• ACTIVITY:
Each line that contains "Tokens" needs to be copied from the listing.

• DATA SUPPLIED:
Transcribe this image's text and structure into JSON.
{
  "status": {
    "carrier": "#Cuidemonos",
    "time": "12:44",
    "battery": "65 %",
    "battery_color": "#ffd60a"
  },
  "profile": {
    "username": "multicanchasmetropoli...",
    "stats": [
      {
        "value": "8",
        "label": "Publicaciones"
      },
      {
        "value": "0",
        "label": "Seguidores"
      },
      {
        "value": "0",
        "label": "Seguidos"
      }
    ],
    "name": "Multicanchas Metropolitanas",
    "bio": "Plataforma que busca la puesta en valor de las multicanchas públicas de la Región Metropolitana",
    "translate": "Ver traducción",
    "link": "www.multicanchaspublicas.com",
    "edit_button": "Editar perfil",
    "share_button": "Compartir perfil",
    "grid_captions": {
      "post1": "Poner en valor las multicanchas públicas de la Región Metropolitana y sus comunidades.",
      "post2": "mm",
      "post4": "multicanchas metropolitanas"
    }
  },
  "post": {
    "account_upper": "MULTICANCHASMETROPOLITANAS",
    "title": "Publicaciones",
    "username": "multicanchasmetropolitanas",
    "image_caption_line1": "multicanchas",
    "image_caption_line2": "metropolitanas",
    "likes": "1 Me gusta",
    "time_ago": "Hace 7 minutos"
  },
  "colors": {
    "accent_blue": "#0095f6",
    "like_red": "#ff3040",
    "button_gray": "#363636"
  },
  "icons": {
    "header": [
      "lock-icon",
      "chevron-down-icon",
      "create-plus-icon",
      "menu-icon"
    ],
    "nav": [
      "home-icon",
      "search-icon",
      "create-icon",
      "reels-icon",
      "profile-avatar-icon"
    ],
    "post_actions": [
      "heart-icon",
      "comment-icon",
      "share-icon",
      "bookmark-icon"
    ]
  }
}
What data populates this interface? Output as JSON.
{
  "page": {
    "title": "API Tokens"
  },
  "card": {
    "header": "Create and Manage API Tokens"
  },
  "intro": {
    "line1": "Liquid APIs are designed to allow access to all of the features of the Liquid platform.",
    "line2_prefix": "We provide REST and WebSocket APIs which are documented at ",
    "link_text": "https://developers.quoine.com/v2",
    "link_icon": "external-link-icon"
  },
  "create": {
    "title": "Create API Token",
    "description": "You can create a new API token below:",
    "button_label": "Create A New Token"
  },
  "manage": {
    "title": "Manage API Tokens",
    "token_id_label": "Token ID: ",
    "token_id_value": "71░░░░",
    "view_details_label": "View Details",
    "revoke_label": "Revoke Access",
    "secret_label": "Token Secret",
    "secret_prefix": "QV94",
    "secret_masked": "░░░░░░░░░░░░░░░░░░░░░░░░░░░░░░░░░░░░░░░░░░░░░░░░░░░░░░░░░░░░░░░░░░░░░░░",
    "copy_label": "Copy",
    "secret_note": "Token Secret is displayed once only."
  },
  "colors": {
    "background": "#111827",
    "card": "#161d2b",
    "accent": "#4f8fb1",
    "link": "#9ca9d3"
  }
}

• SOLVED EXERCISE:
    "title": "API Tokens"
    "header": "Create and Manage API Tokens"
    "title": "Manage API Tokens",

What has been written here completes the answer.